[′al·tə‚tüd ə‚klī·məd·ə′zā·shən]
(physiology)
A physiological adaptation to reduced atmospheric and oxygen pressure.
McGraw-Hill Dictionary of Scientific & Technical Terms, 6E, Copyright © 2003 by The McGraw-Hill Companies, Inc.
References in periodicals archive ?
Altitude acclimatization might be useful to enable the achievement of maximum performance and prevent AMS in hypoxic conditions (5,18,25).
"Living high-training low": effect of moderate altitude acclimatization with low altitude training on performance.
Adaptations in ventilatory regulation (ventilatory acclimatization) play an important role in the complex altitude acclimatization process leading to a progressive increase in ventilation and arterial oxygen saturation (Sa[0.sub.2]) within the first hours to days during an acute continuous hypoxic exposure (5).
Using this method, athletes live at moderate altitude (2,500 m) and train at low altitude (1,250 m) which allows athletes to obtain the benefits of altitude acclimatization and continue to train at high intensities, resulting in improvements of aerobic capacity ([VO.sub.2]max), ventilatory threshold (VT) and performance at sea level (Chapman et al., 1998; Levine and Stray-Gundersen, 1997; Levine et al., 1991; Mattila and Rusko, 1996; Roberts et al., 2003; Rusko et al., 1999).
Indeed a different composition in membrane lipids (12), a higher concentration of intracellular ATP (10), and a partial fragmentation of actin (13), have been observed in a fraction of red cells populations from mountain climbers after high altitude acclimatization and return to sea level.
Altitude acclimatization and energy metabolic adaptations in skeletal muscle during exercise.
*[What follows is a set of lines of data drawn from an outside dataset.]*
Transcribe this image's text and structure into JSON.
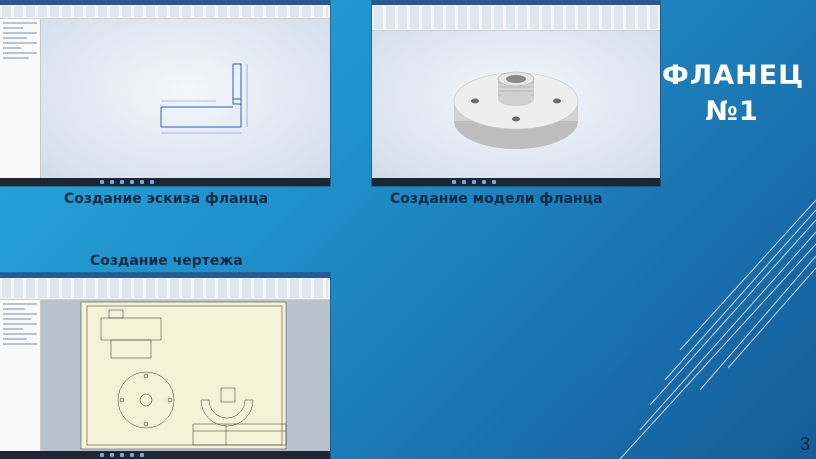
{
  "slide": {
    "title_line1": "ФЛАНЕЦ",
    "title_line2": "№1",
    "page_number": "3"
  },
  "captions": {
    "sketch": "Создание эскиза фланца",
    "model": "Создание модели фланца",
    "drawing": "Создание чертежа"
  },
  "colors": {
    "background_start": "#29a9de",
    "background_end": "#165c97",
    "caption_text": "#102a44",
    "title_text": "#ffffff",
    "sketch_lines": "#1e64d2",
    "model_body": "#e0e0e0",
    "drawing_paper": "#f5f3d7"
  },
  "screenshots": [
    {
      "name": "sketch-screenshot",
      "app": "inventor",
      "content": "2d-sketch"
    },
    {
      "name": "model-screenshot",
      "app": "inventor",
      "content": "3d-flange-model"
    },
    {
      "name": "drawing-screenshot",
      "app": "inventor",
      "content": "2d-drawing"
    }
  ]
}
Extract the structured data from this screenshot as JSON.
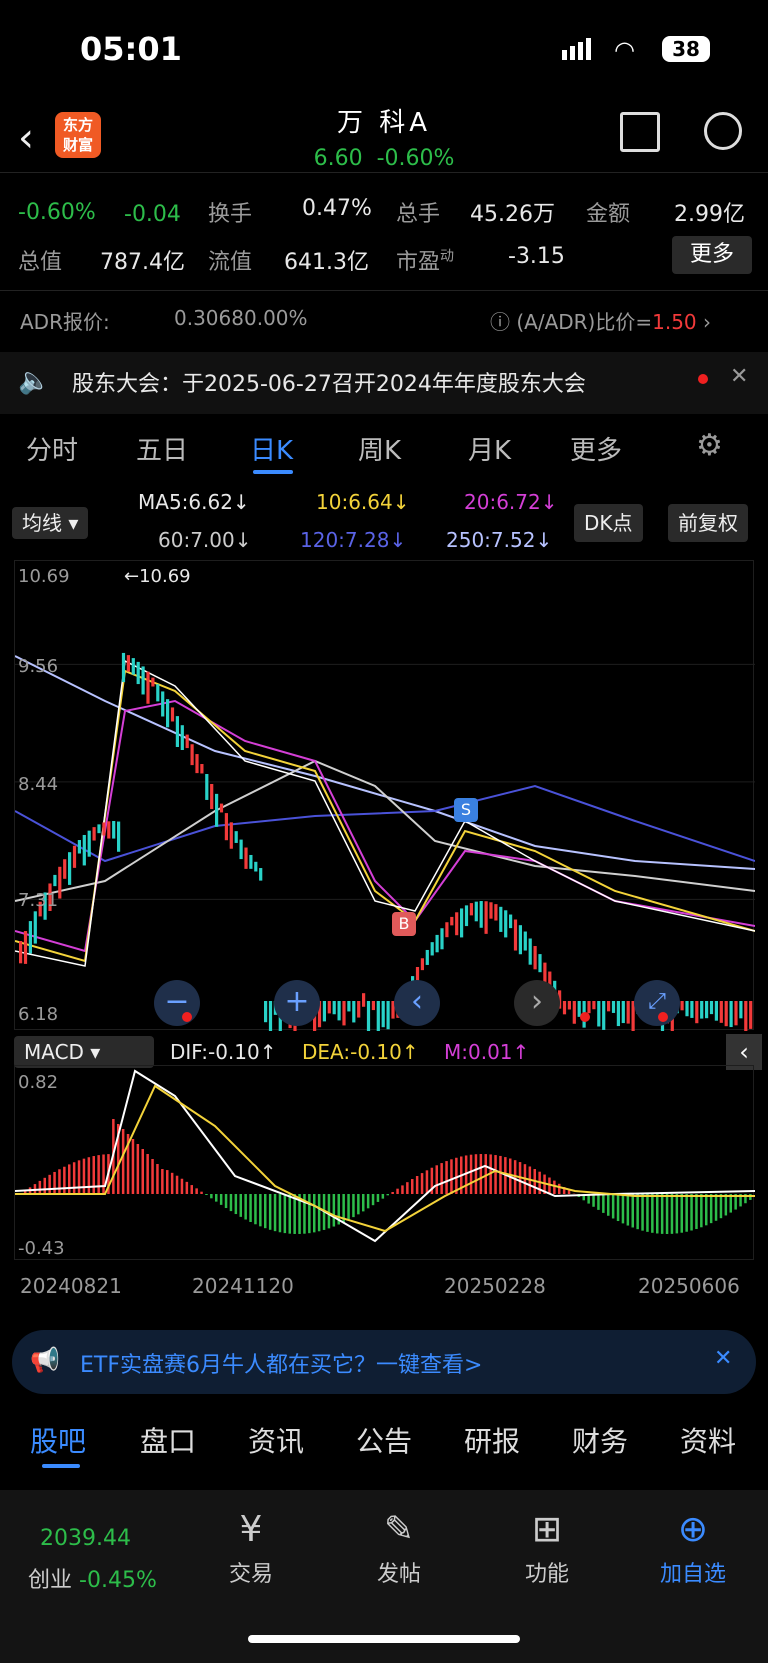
{
  "status_bar": {
    "time": "05:01",
    "battery": "38"
  },
  "header": {
    "logo_text": "东方\n财富",
    "title": "万 科A",
    "price": "6.60",
    "change_pct": "-0.60%"
  },
  "quote": {
    "pct": "-0.60%",
    "chg": "-0.04",
    "turnover_label": "换手",
    "turnover": "0.47%",
    "volume_label": "总手",
    "volume": "45.26万",
    "amount_label": "金额",
    "amount": "2.99亿",
    "mcap_label": "总值",
    "mcap": "787.4亿",
    "float_label": "流值",
    "float": "641.3亿",
    "pe_label": "市盈",
    "pe_sup": "动",
    "pe": "-3.15",
    "more": "更多"
  },
  "adr": {
    "label": "ADR报价:",
    "price": "0.3068",
    "pct": "0.00%",
    "ratio_label": "(A/ADR)比价=",
    "ratio": "1.50"
  },
  "notice": {
    "text": "股东大会：于2025-06-27召开2024年年度股东大会"
  },
  "tabs": [
    "分时",
    "五日",
    "日K",
    "周K",
    "月K",
    "更多"
  ],
  "ma": {
    "selector": "均线",
    "ma5": "MA5:6.62↓",
    "ma10": "10:6.64↓",
    "ma20": "20:6.72↓",
    "ma60": "60:7.00↓",
    "ma120": "120:7.28↓",
    "ma250": "250:7.52↓",
    "dk": "DK点",
    "adjust": "前复权"
  },
  "chart_data": {
    "type": "candlestick",
    "y_ticks": [
      "10.69",
      "9.56",
      "8.44",
      "7.31",
      "6.18"
    ],
    "high_marker": "10.69",
    "low_marker": "6.18",
    "signals": [
      "S",
      "B"
    ],
    "x_ticks": [
      "20240821",
      "20241120",
      "20250228",
      "20250606"
    ],
    "ylim": [
      6.18,
      10.69
    ]
  },
  "macd": {
    "selector": "MACD",
    "dif": "DIF:-0.10↑",
    "dea": "DEA:-0.10↑",
    "m": "M:0.01↑",
    "top": "0.82",
    "bottom": "-0.43"
  },
  "banner": {
    "text": "ETF实盘赛6月牛人都在买它？一键查看>"
  },
  "bottom_tabs": [
    "股吧",
    "盘口",
    "资讯",
    "公告",
    "研报",
    "财务",
    "资料"
  ],
  "nav": {
    "index_value": "2039.44",
    "index_name": "创业",
    "index_pct": "-0.45%",
    "trade": "交易",
    "post": "发帖",
    "func": "功能",
    "add": "加自选"
  },
  "colors": {
    "up": "#f23a3a",
    "down": "#2dbd4a",
    "accent": "#3b8bff"
  }
}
(2000) Increases in submaximal cycling efficiency mediated by altitude acclimatization. Journal of Applied Physiology 89, 1189-1197.
Whereas the optimal organization of altitude training to optimize performance at sea level is heavily discussed in the scientific community, the benefit of altitude acclimatization (about 1 to 2 weeks) for competitions at moderate altitudes above 2,000 m is well established (2).
The potential benefit of classic altitude training is that altitude acclimatization provides the stimulus for both central and peripheral adaptations, as well as an additional training load compared to sea level (Bartsch and Saltin, 2008).
train at higher intensities) due to adaptations from altitude acclimatization.
The average HR per watt decreased after simulated altitude acclimatization via rebreathing, or, the efficiency of HR was improved in the TRT group.
Why is V[O.sub.2]max after altitude acclimatization still reduced despite normalization of arterial O2 content?